Read to children: They will thank you later
Omar Torres (left), a seventh-grader at Schweinfurt Middle School, reads to Angel Costilla (from right), Claire Flynn, and Brianna Kloeckl today for Read Across America week at the Schweinfurt schools.

SCHWEINFURT, Germany - "It takes hundreds of hours of lap time for a child to gain the pre-literacy skills necessary to learn to read early and well," said the National Children's Reading Foundation Web site about the need for parents to read to their children.

But don't let the number of hours be intimidating because those necessary reading skills can be attained through reading aloud to children for just 20 minutes a day, said the site.

National Read Across America was celebrated this week at the Schweinfurt schools with reading activities, games and observing Dr. Seuss' birthday on March 2. Throughout the celebration, teachers, staff, and administrators hoped to emphasize the importance of reading in all arenas of students' lives.

"Like other skills, reading is mastered over time, with lots of practice and with the help of another person," said the reading foundation Web site. And one of the primary helps comes from the child's parents.

"I can remember sitting on my dad's lap on Sunday mornings ... and him reading the comics to me," said Sara Maka, READ 180 teacher at Schweinfurt Middle School (SMS).

"Children learn how to talk by hearing talk, and they learn how to read by hearing reading," said LaVonne Ector, part-time reading recovery and part-time literacy coach at Schweinfurt Elementary School.

"Children learn more in the first five or six years than they are going to for the rest of their lives," she said.

Even once a child begins to read themselves, it is still important to read aloud together, she continued.

"Even middle-schoolers ... they enjoy it when we read to them," Maka said, describing the times she has read aloud to her class.

Adults reading to children encourages kids to read even when someone is not available to do it with them. Children are more likely to grow an affinity toward books and reading in general when it's done together on a regular basis.

"Even when I taught first-grade, the kids who were read to as pre-schoolers were more apt to pick up reading and look at books more often than someone who never had someone read to them or take them to the library," said Darlene Edgar, reading/literacy teacher at SMS.

Reading is not just for the sake of reading, either. It's the foundation for everything else in life, they said.

"You can't do math if you can't read. You can't get a job if you can't read the application," Edgar said.

"If they have trouble reading in school, they are going to have trouble in all their subjects. Reading really is the most important thing," Ector said.

"Good readers are usually good writers," said Darlene Spencer, language arts teacher at SMS.

Not only is reading aloud vital, but having books around the house for the skill level of your children is important. If a page has more than a couple words that are unknown to the child, frustration may set in.

"When I needed to go to the library, they took me," Spencer about her parents when she was a child. "I can remember piles of children's books when I was 5."

Frequent visits to the library and bedtime stories are only a few of the possible ways for parents to approach reading. Parents can make lists of chores for their kids to check off or a calendar of events for them to follow.

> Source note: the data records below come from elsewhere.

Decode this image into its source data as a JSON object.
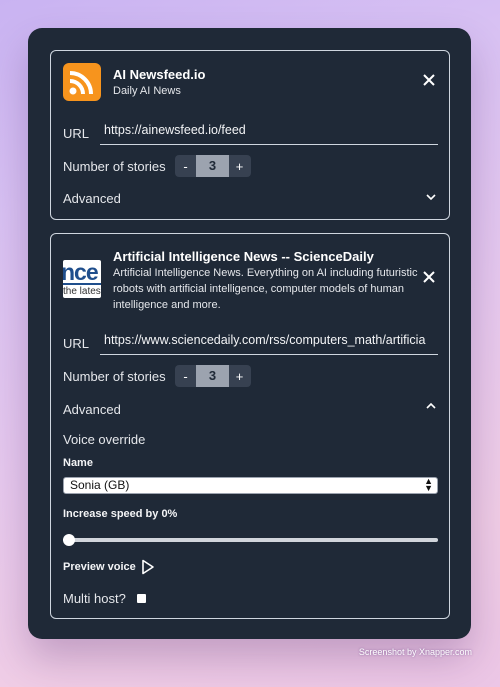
{
  "feeds": [
    {
      "title": "AI Newsfeed.io",
      "subtitle": "Daily AI News",
      "url_label": "URL",
      "url": "https://ainewsfeed.io/feed",
      "stories_label": "Number of stories",
      "stories": "3",
      "advanced_label": "Advanced"
    },
    {
      "title": "Artificial Intelligence News -- ScienceDaily",
      "description": "Artificial Intelligence News. Everything on AI including futuristic robots with artificial intelligence, computer models of human intelligence and more.",
      "thumb_big": "nce",
      "thumb_small": "the lates",
      "url_label": "URL",
      "url": "https://www.sciencedaily.com/rss/computers_math/artificia",
      "stories_label": "Number of stories",
      "stories": "3",
      "advanced_label": "Advanced",
      "voice_override_label": "Voice override",
      "name_label": "Name",
      "voice_name": "Sonia (GB)",
      "speed_label": "Increase speed by 0%",
      "speed_value": 0,
      "preview_label": "Preview voice",
      "multi_host_label": "Multi host?"
    }
  ],
  "stepper": {
    "minus": "-",
    "plus": "+"
  },
  "footer": "Screenshot by Xnapper.com",
  "colors": {
    "panel": "#1f2937",
    "rss": "#f7941d"
  }
}
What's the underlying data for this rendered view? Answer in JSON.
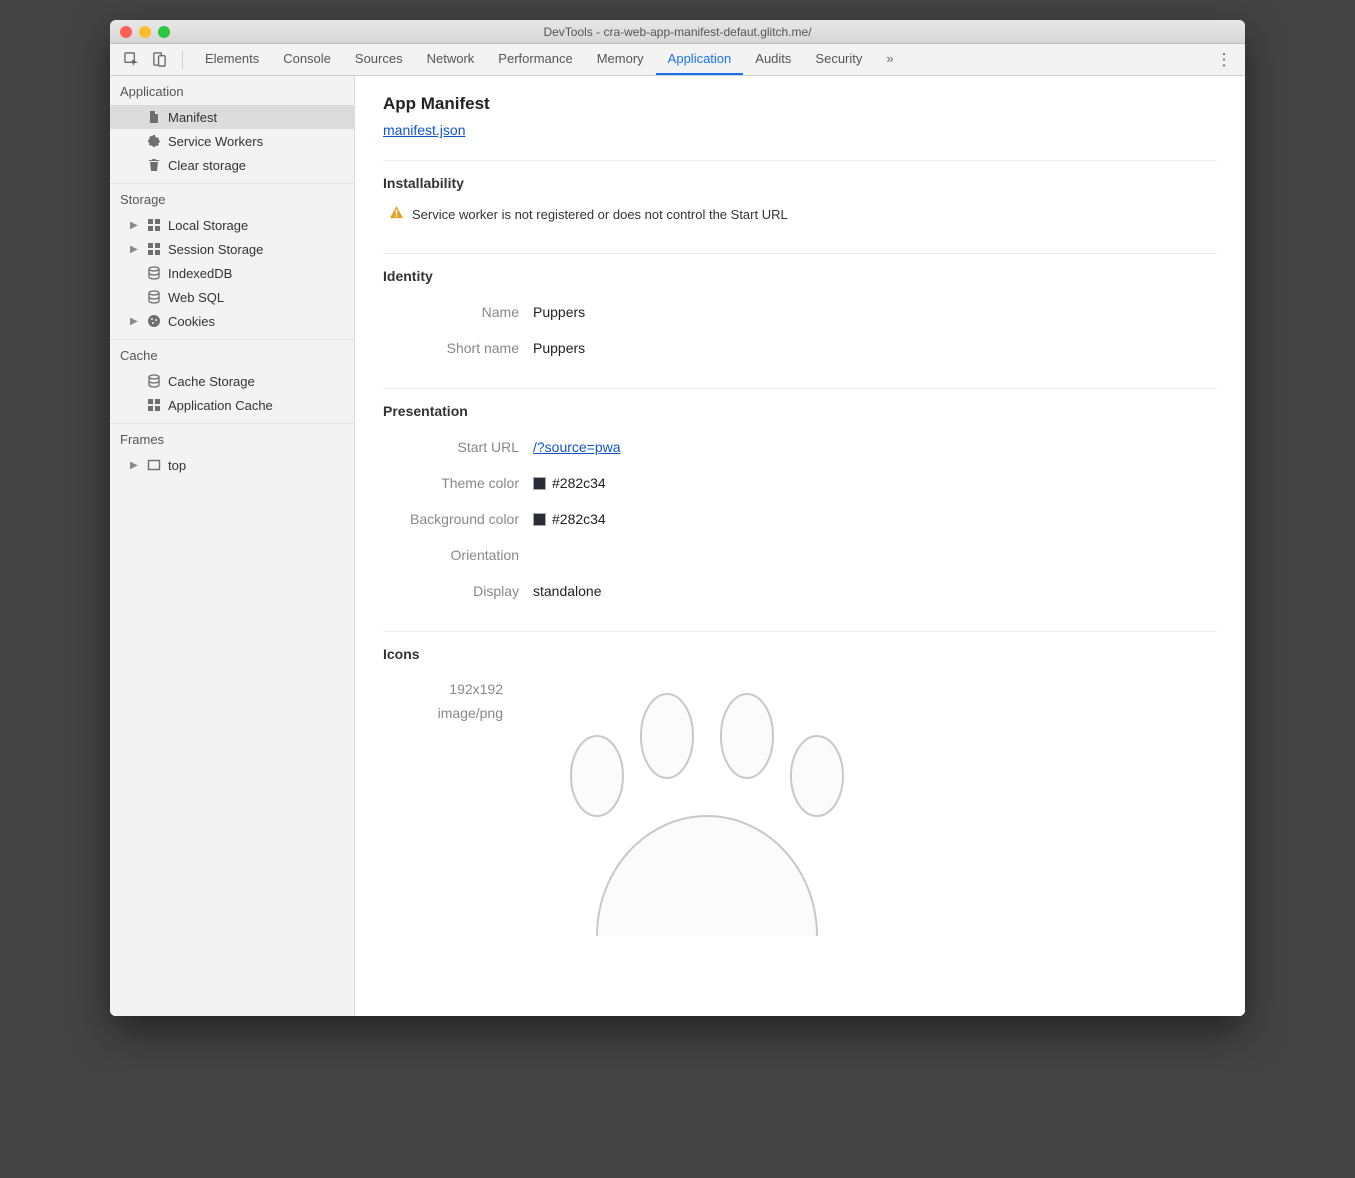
{
  "window": {
    "title": "DevTools - cra-web-app-manifest-defaut.glitch.me/"
  },
  "toolbar": {
    "tabs": [
      "Elements",
      "Console",
      "Sources",
      "Network",
      "Performance",
      "Memory",
      "Application",
      "Audits",
      "Security"
    ],
    "active_tab": "Application",
    "overflow_glyph": "»",
    "menu_glyph": "⋮"
  },
  "sidebar": {
    "groups": [
      {
        "title": "Application",
        "items": [
          {
            "icon": "document-icon",
            "label": "Manifest",
            "selected": true
          },
          {
            "icon": "gear-icon",
            "label": "Service Workers"
          },
          {
            "icon": "trash-icon",
            "label": "Clear storage"
          }
        ]
      },
      {
        "title": "Storage",
        "items": [
          {
            "arrow": true,
            "icon": "grid-icon",
            "label": "Local Storage"
          },
          {
            "arrow": true,
            "icon": "grid-icon",
            "label": "Session Storage"
          },
          {
            "icon": "database-icon",
            "label": "IndexedDB"
          },
          {
            "icon": "database-icon",
            "label": "Web SQL"
          },
          {
            "arrow": true,
            "icon": "cookie-icon",
            "label": "Cookies"
          }
        ]
      },
      {
        "title": "Cache",
        "items": [
          {
            "icon": "database-icon",
            "label": "Cache Storage"
          },
          {
            "icon": "grid-icon",
            "label": "Application Cache"
          }
        ]
      },
      {
        "title": "Frames",
        "items": [
          {
            "arrow": true,
            "icon": "frame-icon",
            "label": "top"
          }
        ]
      }
    ]
  },
  "manifest": {
    "title": "App Manifest",
    "file_link": "manifest.json",
    "installability": {
      "heading": "Installability",
      "warning": "Service worker is not registered or does not control the Start URL"
    },
    "identity": {
      "heading": "Identity",
      "name_label": "Name",
      "name_value": "Puppers",
      "short_name_label": "Short name",
      "short_name_value": "Puppers"
    },
    "presentation": {
      "heading": "Presentation",
      "start_url_label": "Start URL",
      "start_url_value": "/?source=pwa",
      "theme_color_label": "Theme color",
      "theme_color_value": "#282c34",
      "background_color_label": "Background color",
      "background_color_value": "#282c34",
      "orientation_label": "Orientation",
      "orientation_value": "",
      "display_label": "Display",
      "display_value": "standalone"
    },
    "icons": {
      "heading": "Icons",
      "size": "192x192",
      "mime": "image/png"
    }
  }
}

Families can read recipes and cook together or kids can be sent on a scavenger hunt with written clues. There is no limit to creative ways of incorporating reading into the lives of children. Not only do these activities promote reading, they also lend to family bonding and encourage listening skills.

"Focus on them when their little. If you give them a good start when they're younger they're not going to have problems when they're older," Ector said. "The most important thing you can do to help your child to be a success is to read to them."

Page last updated Tue March 10th, 2009 at 10:01